• TASK TO CARRY OUT: Note every line in the entries that contains the string "title", and copy it.

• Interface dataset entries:
○ ○ ○ ○ ○ ○ ○
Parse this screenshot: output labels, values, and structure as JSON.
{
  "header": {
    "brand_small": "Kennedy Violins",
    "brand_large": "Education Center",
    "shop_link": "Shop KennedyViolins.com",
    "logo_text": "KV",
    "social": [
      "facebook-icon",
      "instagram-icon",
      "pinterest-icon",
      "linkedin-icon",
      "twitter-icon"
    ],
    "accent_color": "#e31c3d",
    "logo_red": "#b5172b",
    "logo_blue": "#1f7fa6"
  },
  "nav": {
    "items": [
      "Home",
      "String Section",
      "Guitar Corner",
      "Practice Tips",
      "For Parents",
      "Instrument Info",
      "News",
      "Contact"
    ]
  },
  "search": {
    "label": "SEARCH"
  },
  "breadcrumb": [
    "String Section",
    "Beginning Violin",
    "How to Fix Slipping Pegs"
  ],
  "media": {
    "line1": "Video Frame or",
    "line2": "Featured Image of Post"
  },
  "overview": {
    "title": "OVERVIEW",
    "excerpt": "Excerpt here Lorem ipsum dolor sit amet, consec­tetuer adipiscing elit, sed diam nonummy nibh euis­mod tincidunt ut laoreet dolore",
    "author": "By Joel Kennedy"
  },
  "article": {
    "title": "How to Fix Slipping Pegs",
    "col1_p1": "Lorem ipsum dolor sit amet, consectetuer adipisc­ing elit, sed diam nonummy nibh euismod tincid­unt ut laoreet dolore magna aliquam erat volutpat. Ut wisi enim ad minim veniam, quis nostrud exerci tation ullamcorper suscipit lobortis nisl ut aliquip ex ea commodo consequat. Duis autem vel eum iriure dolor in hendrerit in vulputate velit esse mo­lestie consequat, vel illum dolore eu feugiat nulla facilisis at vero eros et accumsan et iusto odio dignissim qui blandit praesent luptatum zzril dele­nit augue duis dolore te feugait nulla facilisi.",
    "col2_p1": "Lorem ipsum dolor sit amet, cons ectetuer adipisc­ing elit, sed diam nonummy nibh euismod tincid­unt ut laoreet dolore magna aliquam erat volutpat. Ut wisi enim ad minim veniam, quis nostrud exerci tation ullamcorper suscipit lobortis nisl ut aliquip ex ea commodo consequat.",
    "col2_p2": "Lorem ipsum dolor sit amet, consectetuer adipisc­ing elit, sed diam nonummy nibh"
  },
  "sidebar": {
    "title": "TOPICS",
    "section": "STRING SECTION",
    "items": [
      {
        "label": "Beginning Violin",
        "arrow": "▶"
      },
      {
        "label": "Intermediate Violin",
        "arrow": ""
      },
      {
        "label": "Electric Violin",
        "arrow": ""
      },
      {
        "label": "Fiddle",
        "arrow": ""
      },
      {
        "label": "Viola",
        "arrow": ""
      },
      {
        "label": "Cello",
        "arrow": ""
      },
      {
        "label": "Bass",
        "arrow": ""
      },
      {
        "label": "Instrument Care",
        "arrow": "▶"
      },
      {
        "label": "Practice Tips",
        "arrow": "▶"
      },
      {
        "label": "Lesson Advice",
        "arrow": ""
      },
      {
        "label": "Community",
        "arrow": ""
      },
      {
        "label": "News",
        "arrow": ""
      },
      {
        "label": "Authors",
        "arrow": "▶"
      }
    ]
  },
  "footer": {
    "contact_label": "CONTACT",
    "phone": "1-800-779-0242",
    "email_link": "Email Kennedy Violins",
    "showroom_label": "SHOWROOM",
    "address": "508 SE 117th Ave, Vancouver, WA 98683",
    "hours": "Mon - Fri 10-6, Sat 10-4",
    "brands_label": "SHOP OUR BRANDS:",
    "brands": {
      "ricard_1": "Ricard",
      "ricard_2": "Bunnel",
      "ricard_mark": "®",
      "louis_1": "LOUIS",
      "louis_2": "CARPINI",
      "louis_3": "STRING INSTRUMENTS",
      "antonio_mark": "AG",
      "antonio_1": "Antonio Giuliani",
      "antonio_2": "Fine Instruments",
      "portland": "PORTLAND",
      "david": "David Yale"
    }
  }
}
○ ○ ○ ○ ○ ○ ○
• EXERCISE SOLUTION:
    "title": "OVERVIEW",
    "title": "How to Fix Slipping Pegs",
    "title": "TOPICS",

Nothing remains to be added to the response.